> [TASK DIRECTIONS]: Print all entries below exactly, without images.

> [INPUT FOR THIS TASK]:
——

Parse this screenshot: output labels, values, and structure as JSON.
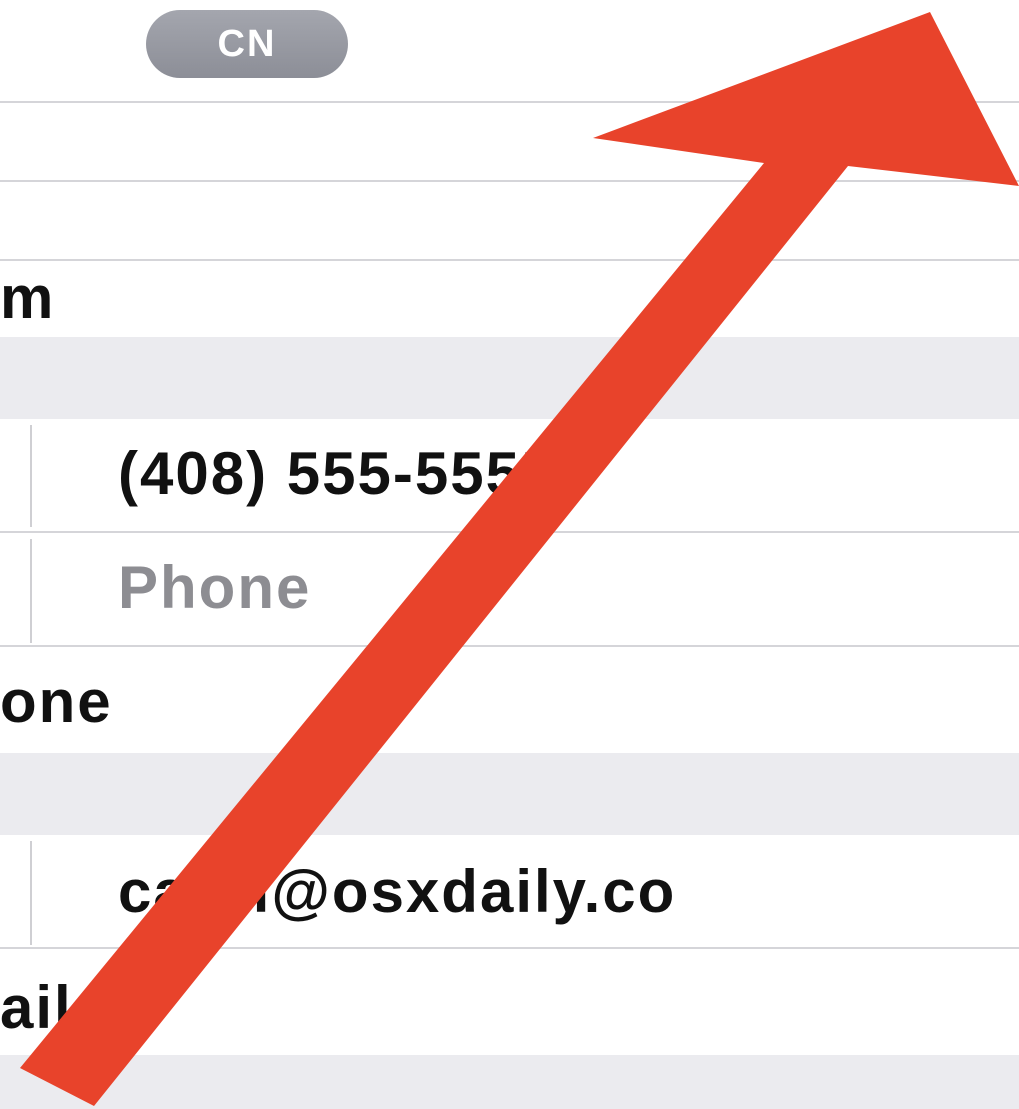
{
  "contact": {
    "avatar_initials": "CN",
    "name_row_text": "m",
    "phone_value": "(408) 555-5555",
    "phone_placeholder": "Phone",
    "add_phone_text": "one",
    "email_value": "carol@osxdaily.co",
    "add_email_text": "ail"
  },
  "colors": {
    "annotation_arrow": "#e8432b",
    "section_gap": "#ebebef",
    "avatar": "#989aa2",
    "placeholder_text": "#8d8d92"
  },
  "annotation": {
    "icon": "arrow-up-right-icon"
  }
}
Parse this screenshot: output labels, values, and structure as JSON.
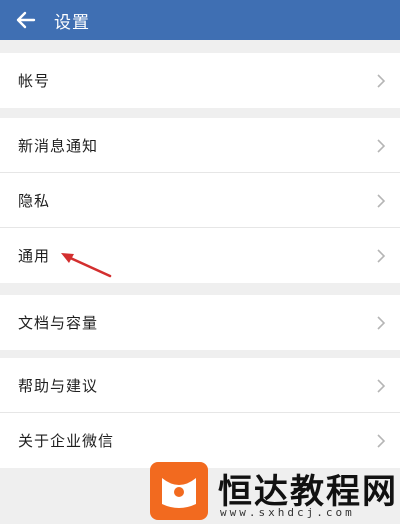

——

> [SOLVED PROBLEM]:
Parse this screenshot: output labels, values, and structure as JSON.
{
  "contact": {
    "avatar_initials": "CN",
    "name_row_text": "m",
    "phone_value": "(408) 555-5555",
    "phone_placeholder": "Phone",
    "add_phone_text": "one",
    "email_value": "carol@osxdaily.co",
    "add_email_text": "ail"
  },
  "colors": {
    "annotation_arrow": "#e8432b",
    "section_gap": "#ebebef",
    "avatar": "#989aa2",
    "placeholder_text": "#8d8d92"
  },
  "annotation": {
    "icon": "arrow-up-right-icon"
  }
}
Parse this screenshot: output labels, values, and structure as JSON.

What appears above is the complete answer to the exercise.